by Carly Fiorina • USAToday
Last week, we learned that that 1 in 15 Americans was personally affected by the federal Office of Personnel Management’s egregious failure to protect our most personal information. It is now clear that their security breach compromised the personal information of every U.S. citizen who has undergone a government background check in the last 15 years. That is nearly 22 million people — more than the population of the state of New York and nearly 7% of the entire U.S. population.
Social Security numbers, health information, fingerprint records and information about family or foreign contacts were compromised. This breach violated not only our right to privacy – but also the very safety and security of our nation. Continue reading
Editorial Board • Investor’s Business Daily
Faced with what the World Health Organization calls the “most severe acute health emergency in modern times,” who gets the job of Ebola Czar? A political hack who signed off on the Solyndra fiasco.
Everything about how the unfolding Ebola crisis is being handled by the Obama administration suggests unseriousness and incompetence — painfully ironic considering that “making government work for the people” was one of President Obama’s original promises.
From refusing to ban travel to and from the West African Ebola hot spots; to the misinformation about medical protocols to isolate any cases of the disease appearing in the U.S. being ready; to the dubious claims that only those with symptoms could pass on the virus; this administration has gotten it wrong.
Challenged by so much confusion and so many dangers, the president canceled several fundraising trips for his party, but who does he then appoint to oversee the U.S. government’s efforts against Ebola? Famed rags-to-riches neurosurgeon Ben Carson perhaps?
No. Ron Klain, a political operative played by Kevin Spacey in a movie about the 2000 Florida recount. Continue reading
by Joseph Curl • Washington Times

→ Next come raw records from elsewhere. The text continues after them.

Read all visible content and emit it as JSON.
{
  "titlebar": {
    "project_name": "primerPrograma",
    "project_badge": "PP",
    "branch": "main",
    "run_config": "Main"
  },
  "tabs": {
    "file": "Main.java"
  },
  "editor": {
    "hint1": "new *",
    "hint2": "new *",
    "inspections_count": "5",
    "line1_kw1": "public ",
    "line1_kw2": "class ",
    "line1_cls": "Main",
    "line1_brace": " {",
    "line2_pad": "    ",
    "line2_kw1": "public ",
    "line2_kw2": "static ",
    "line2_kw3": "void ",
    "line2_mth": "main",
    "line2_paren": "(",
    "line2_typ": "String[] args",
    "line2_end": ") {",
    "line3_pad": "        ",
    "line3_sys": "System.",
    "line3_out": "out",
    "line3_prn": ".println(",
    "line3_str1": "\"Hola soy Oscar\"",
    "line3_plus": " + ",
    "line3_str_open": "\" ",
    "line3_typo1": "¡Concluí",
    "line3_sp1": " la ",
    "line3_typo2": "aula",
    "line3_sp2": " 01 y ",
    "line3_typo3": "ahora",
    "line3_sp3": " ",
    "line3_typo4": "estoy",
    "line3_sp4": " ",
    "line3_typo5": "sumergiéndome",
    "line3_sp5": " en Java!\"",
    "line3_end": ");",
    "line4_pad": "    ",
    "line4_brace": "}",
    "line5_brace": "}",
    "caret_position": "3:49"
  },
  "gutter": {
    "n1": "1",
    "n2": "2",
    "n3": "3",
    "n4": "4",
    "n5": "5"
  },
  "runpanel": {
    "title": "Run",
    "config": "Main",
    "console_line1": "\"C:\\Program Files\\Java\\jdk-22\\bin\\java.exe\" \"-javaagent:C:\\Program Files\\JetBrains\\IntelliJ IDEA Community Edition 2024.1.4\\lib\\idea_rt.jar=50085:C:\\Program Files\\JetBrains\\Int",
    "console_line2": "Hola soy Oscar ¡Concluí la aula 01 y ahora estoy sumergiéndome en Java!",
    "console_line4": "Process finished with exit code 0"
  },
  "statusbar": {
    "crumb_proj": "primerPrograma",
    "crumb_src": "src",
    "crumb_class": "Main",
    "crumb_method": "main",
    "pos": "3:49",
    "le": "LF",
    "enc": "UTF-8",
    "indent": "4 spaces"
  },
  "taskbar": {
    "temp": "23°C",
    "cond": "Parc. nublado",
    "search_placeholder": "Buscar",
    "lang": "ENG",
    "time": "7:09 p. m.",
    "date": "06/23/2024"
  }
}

It was only a matter of time.
President Obama, a short-term college professor and failed community organizer who became a mostly absentee state senator and then an all-but-invisible U.S. senator, has Petered out. Per the Peter Principle, he has risen to his level of incompetence — some would argue far beyond it.
The president — and the president alone — let Ebola into America. He could have made one phone call (even on Saturday, when playing his 200th round of golf as president) and said one sentence to protect all Americans from the usually fatal disease: “No one from West Africa gets into the country.”
Done. That single sentence would have kept Thomas Eric Duncan, a Liberian who had carried an Ebola sufferer back into her home after she was turned away at a hospital, out of Dallas. While he lied on an airport questionnaire about whether he had had contact with anyone suffering the disease, and while hospital workers blundered badly even though they knew he has been in Liberia, the bottom line is Duncan would not have been in America had the president banned visitors from Ebola-stricken countries. Simple. Continue reading
Do congressional Republicans face an impossible choice between being politically used or undermining U.S. prestige in the Mideast? The corner that President Obama has trapped them in is just an illusion.
The most important fact about the president’s decision to ask Congress’ permission before striking Syria is that it is 100% political.
Even the American Enterprise Institute’s hawkish Marc Thiessen warned that Obama’s limited strikes “will likely fail, and he wants Congress on the hook so that Republicans cannot criticize his Syria policy when it implodes.” Therefore, “Republicans should not take the bait” by voting yes.
As former U.N. Ambassador John Bolton told Fox News, the charge that “it’ll cause a huge blow to America’s credibility if Congress doesn’t approve the use of force” begs the question: “a huge blow to America’s credibility compared to what? Compared to the mess the president’s already made of it?” Continue reading